*Exercise directions*:
Each entry must be duplicated precisely, with nothing left out.

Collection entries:
== == ==
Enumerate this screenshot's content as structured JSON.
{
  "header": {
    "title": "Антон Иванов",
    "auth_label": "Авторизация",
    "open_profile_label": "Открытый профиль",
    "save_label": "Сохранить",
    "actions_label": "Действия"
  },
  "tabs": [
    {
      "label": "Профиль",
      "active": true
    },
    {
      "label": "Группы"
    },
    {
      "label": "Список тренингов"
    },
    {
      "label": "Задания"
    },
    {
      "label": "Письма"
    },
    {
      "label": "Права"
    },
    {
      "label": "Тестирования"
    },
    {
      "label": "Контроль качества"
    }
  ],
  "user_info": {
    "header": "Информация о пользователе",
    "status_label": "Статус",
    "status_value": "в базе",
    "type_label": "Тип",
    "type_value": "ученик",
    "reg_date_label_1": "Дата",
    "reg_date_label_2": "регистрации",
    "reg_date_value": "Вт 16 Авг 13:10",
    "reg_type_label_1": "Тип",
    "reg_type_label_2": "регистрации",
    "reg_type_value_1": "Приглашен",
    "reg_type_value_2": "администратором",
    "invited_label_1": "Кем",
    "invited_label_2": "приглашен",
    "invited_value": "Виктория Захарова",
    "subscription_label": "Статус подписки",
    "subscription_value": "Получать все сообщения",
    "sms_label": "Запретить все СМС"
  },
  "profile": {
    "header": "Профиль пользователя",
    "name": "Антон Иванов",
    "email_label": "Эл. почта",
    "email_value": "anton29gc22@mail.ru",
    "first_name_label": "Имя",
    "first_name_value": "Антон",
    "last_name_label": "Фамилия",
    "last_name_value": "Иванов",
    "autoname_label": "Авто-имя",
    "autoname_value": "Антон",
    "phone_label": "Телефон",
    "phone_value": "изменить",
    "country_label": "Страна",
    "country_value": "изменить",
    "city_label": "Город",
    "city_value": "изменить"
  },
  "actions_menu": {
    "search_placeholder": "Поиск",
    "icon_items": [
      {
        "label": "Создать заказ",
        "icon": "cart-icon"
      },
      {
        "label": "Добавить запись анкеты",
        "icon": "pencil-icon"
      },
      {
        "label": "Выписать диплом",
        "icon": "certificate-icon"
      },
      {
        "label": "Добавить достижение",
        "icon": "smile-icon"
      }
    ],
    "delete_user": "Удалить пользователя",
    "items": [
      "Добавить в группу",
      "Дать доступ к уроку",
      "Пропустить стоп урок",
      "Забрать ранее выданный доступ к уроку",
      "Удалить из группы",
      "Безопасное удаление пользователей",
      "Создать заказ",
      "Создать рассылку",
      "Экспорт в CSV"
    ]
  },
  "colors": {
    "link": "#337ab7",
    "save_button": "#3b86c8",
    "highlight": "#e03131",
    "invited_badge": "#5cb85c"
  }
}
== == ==
*Answer below*:
Enumerate this screenshot's content as structured JSON.
{
  "header": {
    "title": "Антон Иванов",
    "auth_label": "Авторизация",
    "open_profile_label": "Открытый профиль",
    "save_label": "Сохранить",
    "actions_label": "Действия"
  },
  "tabs": [
    {
      "label": "Профиль",
      "active": true
    },
    {
      "label": "Группы"
    },
    {
      "label": "Список тренингов"
    },
    {
      "label": "Задания"
    },
    {
      "label": "Письма"
    },
    {
      "label": "Права"
    },
    {
      "label": "Тестирования"
    },
    {
      "label": "Контроль качества"
    }
  ],
  "user_info": {
    "header": "Информация о пользователе",
    "status_label": "Статус",
    "status_value": "в базе",
    "type_label": "Тип",
    "type_value": "ученик",
    "reg_date_label_1": "Дата",
    "reg_date_label_2": "регистрации",
    "reg_date_value": "Вт 16 Авг 13:10",
    "reg_type_label_1": "Тип",
    "reg_type_label_2": "регистрации",
    "reg_type_value_1": "Приглашен",
    "reg_type_value_2": "администратором",
    "invited_label_1": "Кем",
    "invited_label_2": "приглашен",
    "invited_value": "Виктория Захарова",
    "subscription_label": "Статус подписки",
    "subscription_value": "Получать все сообщения",
    "sms_label": "Запретить все СМС"
  },
  "profile": {
    "header": "Профиль пользователя",
    "name": "Антон Иванов",
    "email_label": "Эл. почта",
    "email_value": "anton29gc22@mail.ru",
    "first_name_label": "Имя",
    "first_name_value": "Антон",
    "last_name_label": "Фамилия",
    "last_name_value": "Иванов",
    "autoname_label": "Авто-имя",
    "autoname_value": "Антон",
    "phone_label": "Телефон",
    "phone_value": "изменить",
    "country_label": "Страна",
    "country_value": "изменить",
    "city_label": "Город",
    "city_value": "изменить"
  },
  "actions_menu": {
    "search_placeholder": "Поиск",
    "icon_items": [
      {
        "label": "Создать заказ",
        "icon": "cart-icon"
      },
      {
        "label": "Добавить запись анкеты",
        "icon": "pencil-icon"
      },
      {
        "label": "Выписать диплом",
        "icon": "certificate-icon"
      },
      {
        "label": "Добавить достижение",
        "icon": "smile-icon"
      }
    ],
    "delete_user": "Удалить пользователя",
    "items": [
      "Добавить в группу",
      "Дать доступ к уроку",
      "Пропустить стоп урок",
      "Забрать ранее выданный доступ к уроку",
      "Удалить из группы",
      "Безопасное удаление пользователей",
      "Создать заказ",
      "Создать рассылку",
      "Экспорт в CSV"
    ]
  },
  "colors": {
    "link": "#337ab7",
    "save_button": "#3b86c8",
    "highlight": "#e03131",
    "invited_badge": "#5cb85c"
  }
}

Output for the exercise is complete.